Pennsylvania Workers’ Compensation Case Discusses Lunchtime Injury

When someone is injured on the job, that person may be entitled to workers’ compensation benefits, provided certain requirements are in place. Many workplace injuries can be very easily connected with regular job functions, which can help workers show that they were injured while they were working.

However, there are instances where employers may contest certain injuries by saying they did not occur while on-the-job. A recent Pennsylvania case discussed a worker who was injured while at lunch.

The man, who was a professor, was meeting with a Ph.D. candidate to discuss the individual’s thesis. They would meet at a restaurant to discuss items related to the dissertation. On this particular day, they met early in the morning and planned on being at the restaurant all day.

At noon, the professor stated it was time to eat. The Ph.D. candidate went to the salad bar, and heard a loud crash. The professor had tripped over something in the restaurant, and was in great pain.

When examined by doctors, it was determined that the professor had a broken shoulder. He was not in the best of health before the injury, and the new issues eventually led to his death.

The family had requested benefits, contending that the professor’s injury happened during work. The employers contested this request, instead saying that the injury occurred off of their premises during an employee’s lunch break.

The court determined that the man’s injury happened during the course of employment, and therefore, it must review whether the injuries that resulted contributed to his death. A doctor that testified at trial explained that the man’s poor health took a turn for the worse when the broken shoulder occurred. It led to increased stress, which caused vital organs to fail.

Not every lunchtime injury will be eligible for benefits.
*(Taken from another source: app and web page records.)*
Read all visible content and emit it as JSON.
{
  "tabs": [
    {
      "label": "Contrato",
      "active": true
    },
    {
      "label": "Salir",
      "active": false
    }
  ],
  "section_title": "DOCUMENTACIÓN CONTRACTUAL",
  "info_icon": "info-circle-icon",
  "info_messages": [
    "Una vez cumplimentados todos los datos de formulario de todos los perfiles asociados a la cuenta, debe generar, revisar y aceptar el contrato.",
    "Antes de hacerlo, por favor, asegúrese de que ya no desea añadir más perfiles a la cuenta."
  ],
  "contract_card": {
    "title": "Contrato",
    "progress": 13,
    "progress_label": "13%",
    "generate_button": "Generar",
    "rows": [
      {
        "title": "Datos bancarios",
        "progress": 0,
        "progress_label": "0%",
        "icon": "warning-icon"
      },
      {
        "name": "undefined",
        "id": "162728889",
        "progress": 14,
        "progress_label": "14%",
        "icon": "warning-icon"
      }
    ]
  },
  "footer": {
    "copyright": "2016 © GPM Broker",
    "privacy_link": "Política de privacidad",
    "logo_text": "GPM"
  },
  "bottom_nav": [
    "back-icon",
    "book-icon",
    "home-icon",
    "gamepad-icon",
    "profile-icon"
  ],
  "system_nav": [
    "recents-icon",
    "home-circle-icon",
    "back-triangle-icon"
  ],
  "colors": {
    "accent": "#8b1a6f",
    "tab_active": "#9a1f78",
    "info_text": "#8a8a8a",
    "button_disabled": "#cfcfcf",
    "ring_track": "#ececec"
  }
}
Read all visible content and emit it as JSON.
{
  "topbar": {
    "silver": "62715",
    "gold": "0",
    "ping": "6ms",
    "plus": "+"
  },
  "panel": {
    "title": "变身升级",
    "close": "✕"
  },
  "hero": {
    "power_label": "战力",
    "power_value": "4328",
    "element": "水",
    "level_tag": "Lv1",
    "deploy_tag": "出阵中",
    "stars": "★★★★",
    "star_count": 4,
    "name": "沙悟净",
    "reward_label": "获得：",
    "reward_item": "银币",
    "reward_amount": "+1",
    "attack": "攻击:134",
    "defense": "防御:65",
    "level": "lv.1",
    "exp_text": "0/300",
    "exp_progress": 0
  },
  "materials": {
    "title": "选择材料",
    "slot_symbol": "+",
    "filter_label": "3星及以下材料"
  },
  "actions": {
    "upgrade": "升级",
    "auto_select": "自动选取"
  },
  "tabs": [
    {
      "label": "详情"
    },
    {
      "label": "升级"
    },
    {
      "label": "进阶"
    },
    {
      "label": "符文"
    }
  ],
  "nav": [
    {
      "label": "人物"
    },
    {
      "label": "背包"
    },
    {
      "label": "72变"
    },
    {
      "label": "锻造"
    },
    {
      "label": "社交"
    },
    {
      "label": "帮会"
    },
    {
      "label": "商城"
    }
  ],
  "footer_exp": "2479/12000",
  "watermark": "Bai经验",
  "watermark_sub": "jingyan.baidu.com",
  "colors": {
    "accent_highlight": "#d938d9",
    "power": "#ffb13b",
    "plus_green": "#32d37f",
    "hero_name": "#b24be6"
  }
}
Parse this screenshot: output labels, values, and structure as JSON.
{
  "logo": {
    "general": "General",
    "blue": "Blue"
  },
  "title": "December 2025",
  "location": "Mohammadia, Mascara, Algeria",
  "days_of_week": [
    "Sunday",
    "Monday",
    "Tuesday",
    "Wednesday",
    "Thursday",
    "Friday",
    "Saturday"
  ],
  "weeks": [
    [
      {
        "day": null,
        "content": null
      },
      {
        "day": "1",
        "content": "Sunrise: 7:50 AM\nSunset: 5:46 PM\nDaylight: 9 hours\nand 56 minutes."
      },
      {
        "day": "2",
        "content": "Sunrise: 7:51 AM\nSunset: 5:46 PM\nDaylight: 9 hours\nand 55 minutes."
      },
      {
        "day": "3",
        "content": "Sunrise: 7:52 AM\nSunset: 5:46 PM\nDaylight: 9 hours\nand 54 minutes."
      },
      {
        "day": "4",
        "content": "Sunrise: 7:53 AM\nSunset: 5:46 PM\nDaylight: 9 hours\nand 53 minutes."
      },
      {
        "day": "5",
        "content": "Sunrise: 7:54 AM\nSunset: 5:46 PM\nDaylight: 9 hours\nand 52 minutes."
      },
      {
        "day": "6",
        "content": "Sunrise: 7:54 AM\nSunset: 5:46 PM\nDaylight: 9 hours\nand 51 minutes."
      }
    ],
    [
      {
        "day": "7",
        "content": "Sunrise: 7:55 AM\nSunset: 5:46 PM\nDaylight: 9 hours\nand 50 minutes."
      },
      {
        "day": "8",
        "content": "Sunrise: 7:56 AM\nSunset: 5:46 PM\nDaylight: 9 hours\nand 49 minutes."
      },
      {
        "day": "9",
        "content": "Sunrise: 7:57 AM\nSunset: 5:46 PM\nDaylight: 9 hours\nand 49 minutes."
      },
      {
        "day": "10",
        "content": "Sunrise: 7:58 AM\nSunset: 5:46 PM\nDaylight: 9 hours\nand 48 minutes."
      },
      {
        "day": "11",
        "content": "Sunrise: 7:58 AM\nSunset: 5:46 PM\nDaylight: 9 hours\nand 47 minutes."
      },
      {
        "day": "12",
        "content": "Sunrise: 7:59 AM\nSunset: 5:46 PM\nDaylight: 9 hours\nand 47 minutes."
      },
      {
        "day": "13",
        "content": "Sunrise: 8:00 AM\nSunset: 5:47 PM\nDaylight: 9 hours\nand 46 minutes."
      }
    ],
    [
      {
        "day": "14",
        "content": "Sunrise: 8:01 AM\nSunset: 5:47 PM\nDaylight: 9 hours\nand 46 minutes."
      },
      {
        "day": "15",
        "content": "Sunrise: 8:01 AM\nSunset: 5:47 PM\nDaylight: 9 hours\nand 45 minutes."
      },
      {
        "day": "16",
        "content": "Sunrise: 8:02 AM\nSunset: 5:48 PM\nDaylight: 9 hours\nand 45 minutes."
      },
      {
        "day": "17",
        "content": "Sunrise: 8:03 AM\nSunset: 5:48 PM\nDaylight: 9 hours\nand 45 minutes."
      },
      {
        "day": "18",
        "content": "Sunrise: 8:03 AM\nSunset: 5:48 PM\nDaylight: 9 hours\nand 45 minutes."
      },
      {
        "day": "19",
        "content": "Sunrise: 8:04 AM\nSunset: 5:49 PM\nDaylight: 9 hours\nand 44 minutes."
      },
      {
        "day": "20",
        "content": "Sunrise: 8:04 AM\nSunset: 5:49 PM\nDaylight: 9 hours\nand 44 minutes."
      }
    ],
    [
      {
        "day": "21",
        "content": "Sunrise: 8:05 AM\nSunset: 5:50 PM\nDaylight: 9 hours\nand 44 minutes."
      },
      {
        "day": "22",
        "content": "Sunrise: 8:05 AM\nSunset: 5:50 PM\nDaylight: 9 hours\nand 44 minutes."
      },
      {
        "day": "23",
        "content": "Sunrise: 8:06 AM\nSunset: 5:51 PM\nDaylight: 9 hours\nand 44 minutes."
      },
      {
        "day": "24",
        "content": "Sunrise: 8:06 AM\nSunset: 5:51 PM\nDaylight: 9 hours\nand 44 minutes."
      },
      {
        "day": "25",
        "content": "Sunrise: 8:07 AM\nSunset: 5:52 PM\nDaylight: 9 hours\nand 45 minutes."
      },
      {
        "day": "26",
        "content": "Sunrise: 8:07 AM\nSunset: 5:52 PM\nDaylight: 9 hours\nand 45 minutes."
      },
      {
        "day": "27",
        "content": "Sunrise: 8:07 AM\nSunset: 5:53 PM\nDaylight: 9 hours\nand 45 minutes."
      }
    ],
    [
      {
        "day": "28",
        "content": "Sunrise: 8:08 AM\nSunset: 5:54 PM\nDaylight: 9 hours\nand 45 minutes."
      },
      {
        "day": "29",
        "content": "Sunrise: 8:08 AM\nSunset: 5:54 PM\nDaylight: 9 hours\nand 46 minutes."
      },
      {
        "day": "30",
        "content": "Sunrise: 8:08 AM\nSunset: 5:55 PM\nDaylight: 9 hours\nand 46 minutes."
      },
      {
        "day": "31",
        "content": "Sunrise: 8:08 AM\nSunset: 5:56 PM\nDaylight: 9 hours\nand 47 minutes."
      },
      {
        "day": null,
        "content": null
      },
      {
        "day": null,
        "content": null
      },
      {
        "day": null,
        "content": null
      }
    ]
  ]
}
Each situation is different, and it will be important to discuss the facts of each injury to know the options that may be available.

Source: Pennsylvania State University v. W.C.A.B., August 15, 2012.